### [Task directions]
Lines with the word "screenshot" are the answer; copy each of them from the data below.

(Source records)

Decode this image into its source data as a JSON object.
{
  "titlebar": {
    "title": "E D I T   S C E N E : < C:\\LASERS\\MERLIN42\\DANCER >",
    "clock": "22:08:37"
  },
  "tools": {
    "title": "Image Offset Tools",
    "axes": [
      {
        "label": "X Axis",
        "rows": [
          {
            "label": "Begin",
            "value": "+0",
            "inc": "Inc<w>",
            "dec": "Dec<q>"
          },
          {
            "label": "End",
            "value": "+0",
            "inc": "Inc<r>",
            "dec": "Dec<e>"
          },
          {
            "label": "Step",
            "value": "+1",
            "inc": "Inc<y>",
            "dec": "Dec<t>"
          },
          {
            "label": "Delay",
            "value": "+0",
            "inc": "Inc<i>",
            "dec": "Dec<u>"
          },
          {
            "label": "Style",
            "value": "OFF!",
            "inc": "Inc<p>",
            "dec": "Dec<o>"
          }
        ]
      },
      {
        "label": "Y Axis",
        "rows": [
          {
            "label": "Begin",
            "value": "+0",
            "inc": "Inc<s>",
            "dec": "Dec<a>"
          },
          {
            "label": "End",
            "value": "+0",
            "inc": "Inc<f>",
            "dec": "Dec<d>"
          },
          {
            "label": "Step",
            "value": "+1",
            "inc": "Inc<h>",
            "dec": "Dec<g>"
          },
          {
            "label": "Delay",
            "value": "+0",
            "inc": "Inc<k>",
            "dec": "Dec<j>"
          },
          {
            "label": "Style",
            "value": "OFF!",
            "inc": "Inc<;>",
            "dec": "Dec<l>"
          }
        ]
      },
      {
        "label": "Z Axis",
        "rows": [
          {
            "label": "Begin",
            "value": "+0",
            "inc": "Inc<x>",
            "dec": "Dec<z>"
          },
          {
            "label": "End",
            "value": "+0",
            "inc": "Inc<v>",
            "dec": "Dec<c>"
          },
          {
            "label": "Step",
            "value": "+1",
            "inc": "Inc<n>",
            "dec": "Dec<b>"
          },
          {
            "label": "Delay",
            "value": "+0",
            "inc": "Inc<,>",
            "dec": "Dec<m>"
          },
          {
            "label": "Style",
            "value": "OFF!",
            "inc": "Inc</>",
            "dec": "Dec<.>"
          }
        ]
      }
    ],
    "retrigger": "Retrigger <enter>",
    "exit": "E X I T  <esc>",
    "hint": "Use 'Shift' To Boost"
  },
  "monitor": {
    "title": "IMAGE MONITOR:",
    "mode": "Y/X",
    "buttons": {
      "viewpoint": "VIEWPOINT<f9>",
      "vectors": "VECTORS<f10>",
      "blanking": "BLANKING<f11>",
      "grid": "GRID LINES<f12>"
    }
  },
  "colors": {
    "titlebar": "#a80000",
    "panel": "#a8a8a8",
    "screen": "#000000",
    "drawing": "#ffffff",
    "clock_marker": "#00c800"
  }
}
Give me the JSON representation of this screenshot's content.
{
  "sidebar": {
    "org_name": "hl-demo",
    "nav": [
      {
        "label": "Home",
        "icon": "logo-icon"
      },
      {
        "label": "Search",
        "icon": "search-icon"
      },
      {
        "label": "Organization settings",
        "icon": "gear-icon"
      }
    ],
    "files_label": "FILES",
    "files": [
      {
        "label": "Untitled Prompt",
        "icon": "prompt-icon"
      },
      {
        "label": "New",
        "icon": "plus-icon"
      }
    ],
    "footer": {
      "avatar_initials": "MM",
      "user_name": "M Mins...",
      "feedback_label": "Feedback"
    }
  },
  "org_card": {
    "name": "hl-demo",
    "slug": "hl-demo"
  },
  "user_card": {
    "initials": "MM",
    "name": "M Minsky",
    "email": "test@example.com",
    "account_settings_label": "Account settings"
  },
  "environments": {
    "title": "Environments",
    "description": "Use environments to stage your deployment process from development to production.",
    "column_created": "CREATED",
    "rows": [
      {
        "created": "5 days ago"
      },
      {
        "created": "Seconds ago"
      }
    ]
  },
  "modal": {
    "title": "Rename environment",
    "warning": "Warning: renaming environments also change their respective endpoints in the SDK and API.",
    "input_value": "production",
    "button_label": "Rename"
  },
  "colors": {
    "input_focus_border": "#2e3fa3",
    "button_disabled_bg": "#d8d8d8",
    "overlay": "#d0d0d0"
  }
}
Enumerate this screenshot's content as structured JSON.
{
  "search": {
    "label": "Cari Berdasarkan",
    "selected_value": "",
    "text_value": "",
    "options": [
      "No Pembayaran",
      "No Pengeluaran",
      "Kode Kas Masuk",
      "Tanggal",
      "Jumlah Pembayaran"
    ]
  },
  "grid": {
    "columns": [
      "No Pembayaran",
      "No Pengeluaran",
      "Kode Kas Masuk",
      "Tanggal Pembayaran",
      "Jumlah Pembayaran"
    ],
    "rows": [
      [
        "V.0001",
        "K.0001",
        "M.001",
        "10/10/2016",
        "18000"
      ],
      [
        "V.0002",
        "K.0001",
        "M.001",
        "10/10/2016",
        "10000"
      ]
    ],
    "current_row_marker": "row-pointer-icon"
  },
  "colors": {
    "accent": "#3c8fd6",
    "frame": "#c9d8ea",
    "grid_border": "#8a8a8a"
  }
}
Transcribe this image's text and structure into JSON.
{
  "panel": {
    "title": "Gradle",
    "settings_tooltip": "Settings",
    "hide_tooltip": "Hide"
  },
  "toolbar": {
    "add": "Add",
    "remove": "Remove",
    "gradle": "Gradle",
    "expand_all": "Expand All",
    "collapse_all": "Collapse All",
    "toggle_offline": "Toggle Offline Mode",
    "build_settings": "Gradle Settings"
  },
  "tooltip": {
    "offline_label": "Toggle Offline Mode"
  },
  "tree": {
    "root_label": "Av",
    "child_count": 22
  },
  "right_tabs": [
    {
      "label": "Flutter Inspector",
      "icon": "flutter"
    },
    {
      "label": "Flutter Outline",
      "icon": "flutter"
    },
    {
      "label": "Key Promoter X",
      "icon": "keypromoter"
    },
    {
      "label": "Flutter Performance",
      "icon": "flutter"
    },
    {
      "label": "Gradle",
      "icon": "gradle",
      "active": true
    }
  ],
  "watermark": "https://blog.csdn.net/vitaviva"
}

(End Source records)

### [Response area]
Give me the JSON representation of this screenshot's content.
Enumerate this screenshot's content as structured JSON.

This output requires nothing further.